Offering a kinder, gentler minimalism than Toraya, as well as a wide selection of black teas, this elegant, gray-and-silver/gold-and-khaki salon in the basement of a Japanese department store offers a series of subtle marvels, from the handmade pottery to the bento lunch creations ($15) to the delicate, vegetable-printed cookies (served with a pot of tea, $6.50).
90 East 10th Street
Afternoon tea Friday and Saturday at 4 p.m.
Reservations are required for the rich and ample afternoon tea service ($18 each for up to six people; $28 for seven or more) at this French country nook, but you can order tea anytime. The exposed brick and heaped fruit are easy on the eyes, and the nut breads are extraordinary. For $3.50 I got a pot so big I felt justified asking the waitress for an empty one to strain the steeped tea into. Her heroic good nature saved my second and third cups from the tannic, bitter consequences of leaving the leaves in too long.
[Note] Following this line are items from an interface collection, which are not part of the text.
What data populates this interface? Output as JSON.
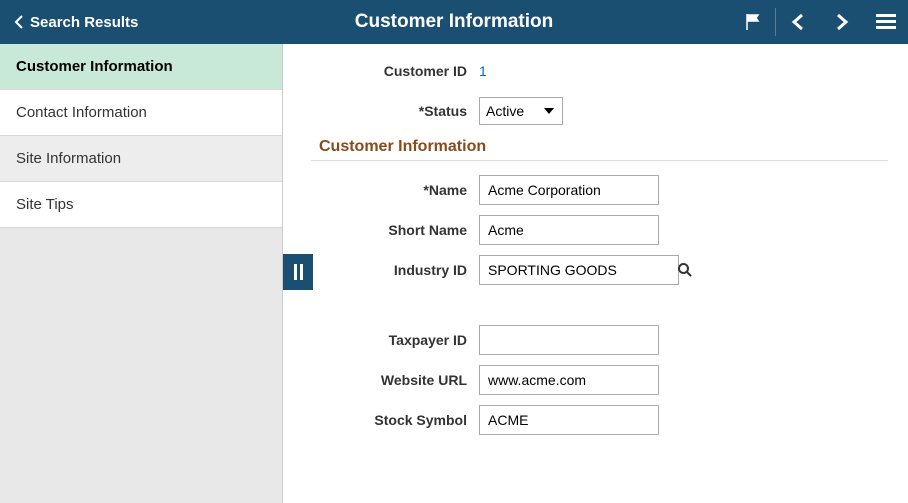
{
  "header": {
    "back_label": "Search Results",
    "title": "Customer Information"
  },
  "sidebar": {
    "items": [
      {
        "label": "Customer Information",
        "active": true
      },
      {
        "label": "Contact Information",
        "active": false
      },
      {
        "label": "Site Information",
        "active": false
      },
      {
        "label": "Site Tips",
        "active": false
      }
    ]
  },
  "form": {
    "customer_id_label": "Customer ID",
    "customer_id_value": "1",
    "status_label": "*Status",
    "status_value": "Active",
    "section_title": "Customer Information",
    "name_label": "*Name",
    "name_value": "Acme Corporation",
    "short_name_label": "Short Name",
    "short_name_value": "Acme",
    "industry_id_label": "Industry ID",
    "industry_id_value": "SPORTING GOODS",
    "taxpayer_id_label": "Taxpayer ID",
    "taxpayer_id_value": "",
    "website_url_label": "Website URL",
    "website_url_value": "www.acme.com",
    "stock_symbol_label": "Stock Symbol",
    "stock_symbol_value": "ACME"
  }
}
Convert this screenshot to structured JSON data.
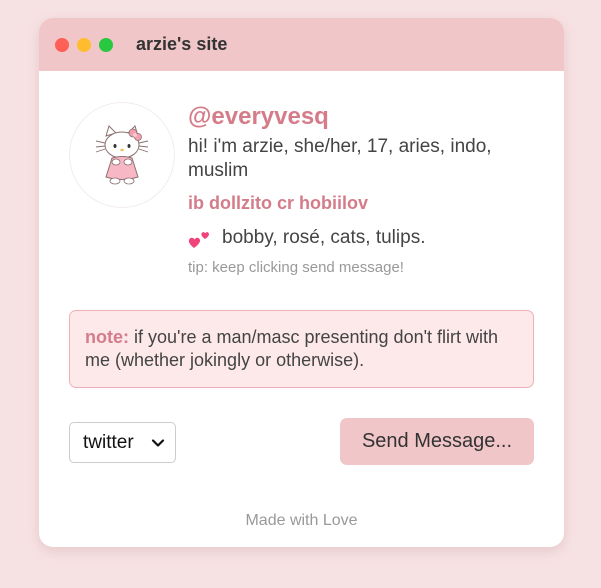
{
  "window": {
    "title": "arzie's site",
    "controls": [
      "close",
      "minimize",
      "zoom"
    ]
  },
  "profile": {
    "avatar_icon": "hello-kitty-icon",
    "handle": "@everyvesq",
    "bio": "hi! i'm arzie, she/her, 17, aries, indo, muslim",
    "tagline": "ib dollzito cr hobiilov",
    "likes_icon": "two-hearts-icon",
    "likes": "bobby, rosé, cats, tulips.",
    "tip": "tip: keep clicking send message!"
  },
  "note": {
    "label": "note:",
    "text": " if you're a man/masc presenting don't flirt with me (whether jokingly or otherwise)."
  },
  "platform_select": {
    "selected": "twitter"
  },
  "send_button": {
    "label": "Send Message..."
  },
  "footer": {
    "text": "Made with Love"
  },
  "colors": {
    "page_bg": "#f7e2e3",
    "titlebar": "#f0c6c8",
    "accent": "#d47c89",
    "note_bg": "#fde8ea",
    "note_border": "#eeb0b8"
  }
}
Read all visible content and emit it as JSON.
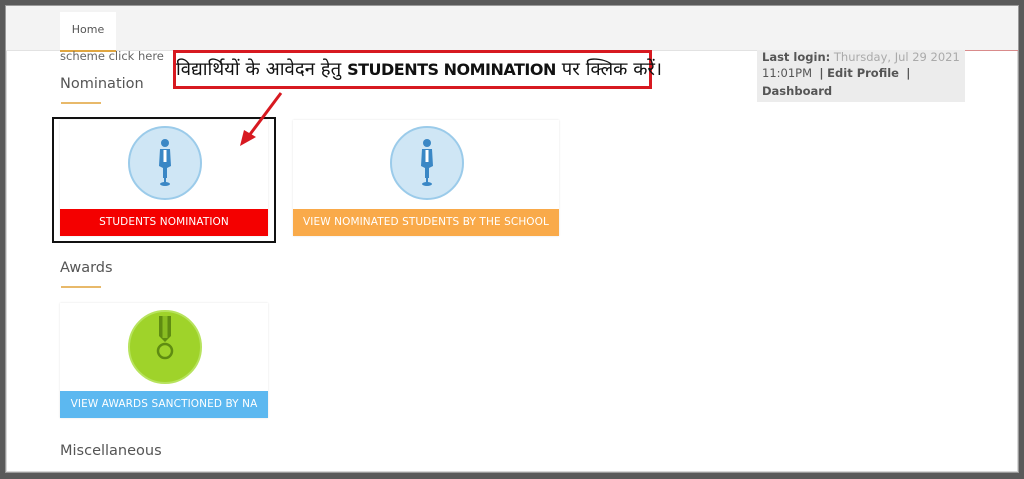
{
  "topbar": {
    "home_tab": "Home"
  },
  "scheme_text": "scheme click here",
  "sections": {
    "nomination": "Nomination",
    "awards": "Awards",
    "misc": "Miscellaneous"
  },
  "cards": {
    "students_nomination": "STUDENTS NOMINATION",
    "view_nominated": "VIEW NOMINATED STUDENTS BY THE SCHOOL",
    "view_awards": "VIEW AWARDS SANCTIONED BY NA"
  },
  "sidebar": {
    "last_login_label": "Last login:",
    "last_login_date": "Thursday, Jul 29 2021",
    "last_login_time": "11:01PM",
    "sep1": "|",
    "edit_profile": "Edit Profile",
    "sep2": "|",
    "dashboard": "Dashboard"
  },
  "callout": {
    "text_before": "विद्यार्थियों के आवेदन हेतु",
    "text_bold": "STUDENTS NOMINATION",
    "text_after": "पर क्लिक करें।"
  },
  "colors": {
    "red_bar": "#f40000",
    "orange_bar": "#f9aa4a",
    "blue_bar": "#5cb8f0",
    "callout_border": "#d71920",
    "accent_underline": "#e8b96a"
  },
  "icons": {
    "student": "student-figure-icon",
    "medal": "medal-icon",
    "arrow": "arrow-pointer-icon"
  }
}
Wild Lily Tea Room
511 West 22nd Street
Tuesday through Saturday 11 a.m. to 11 p.m., Sunday 11 a.m. to 7 p.m.
An impossibly tall bathroom mirror on which the text of the “Employees must wash hands . . .” notice is vertically stenciled embodies the whimsical, voluptuous, lapsed-Zen sensibility of this West Chelsea temple of tea. The pervasive attention to beauty, wide tea selection, and pricey, exquisite “Tea Party” ($21.50)—a selection of sandwiches and sweets—make the Wild Lily a dreamy birthday retreat. Reservations recommended.
Saint’s Alp Teahouse
51 Mott Street
Daily 11 a.m. to 11:30 p.m.
Drinking an unrushed cup of tea amidst the otherworldly frenzy of this brightly lit Taiwanese café is as meditative as watching the commuters from above in Grand Central Station. The friendly, frantic staff measure milk, sugar, ice, and tea into cocktail shakers, strap them into throbbing electric agitators, and pour the frothy results over mugs of gummy black tapioca pearls, which you slurp through a straw as thick as a finger while listening to Tori Amos dubbed into Chinese. Snacks served with these addictive tea and juice concoctions ($2.45 to $3.85) include Taiwan’s take on scones and cream: toast with sweetened condensed milk ($1.50).
Urasenke Chanoyu Center
153 East 69th Street
Not a restaurant, this nest of tatami-floored tea rooms clustered around a garden is dedicated to the stringent and lovely art of Chado, the Japanese Way of Tea. Ensconced in the old carriage house that served as Mark Rothko’s studio in the ’60s, Urasenke offers a monthly lecture, tour, and tea ceremony demonstration for $15—reservations required—as well as eight classes weekly. Getting in can be daunting: I waited five months.
Once Upon a Tart
135 Sullivan Street
Weekdays 8 a.m. to 8 p.m., Saturday 9 a.m. to 8 p.m., Sunday 9 a.m. to 6 p.m.
Although the tea selection here is nothing special, those in search of lost time can make a pot at home and relive Marcel Proust’s epiphany with perfect madeleines—little scalloped cakes—from this beautiful urban bakery. Golden on the outside, spongy on the inside, the madeleines (75 cents) resemble Twinkies as much as Proust’s childhood resembled mine.
Teatime: 30 Irresistible and Delicious Afternoon Treats
by Clare Gordon-Smith with photography by Philip Webb
(May 2000, Time-Life Books, $15.95)
If the tea hideaways above seem pricey, or if you love your own china and want to brew, sip, cook, and snack in your very own kitchen, this pretty book (the type is big enough to make it a good gift for a senior citizen or an Anglophile nine-year-old) by two English foodies is an option. After an introductory explanation of the tradition and tea, it provides recipes for and pictures of tiny sandwiches and savory tarts, scones, and muffins, as well as classic sweets. Atkins Diet devotees should steer clear.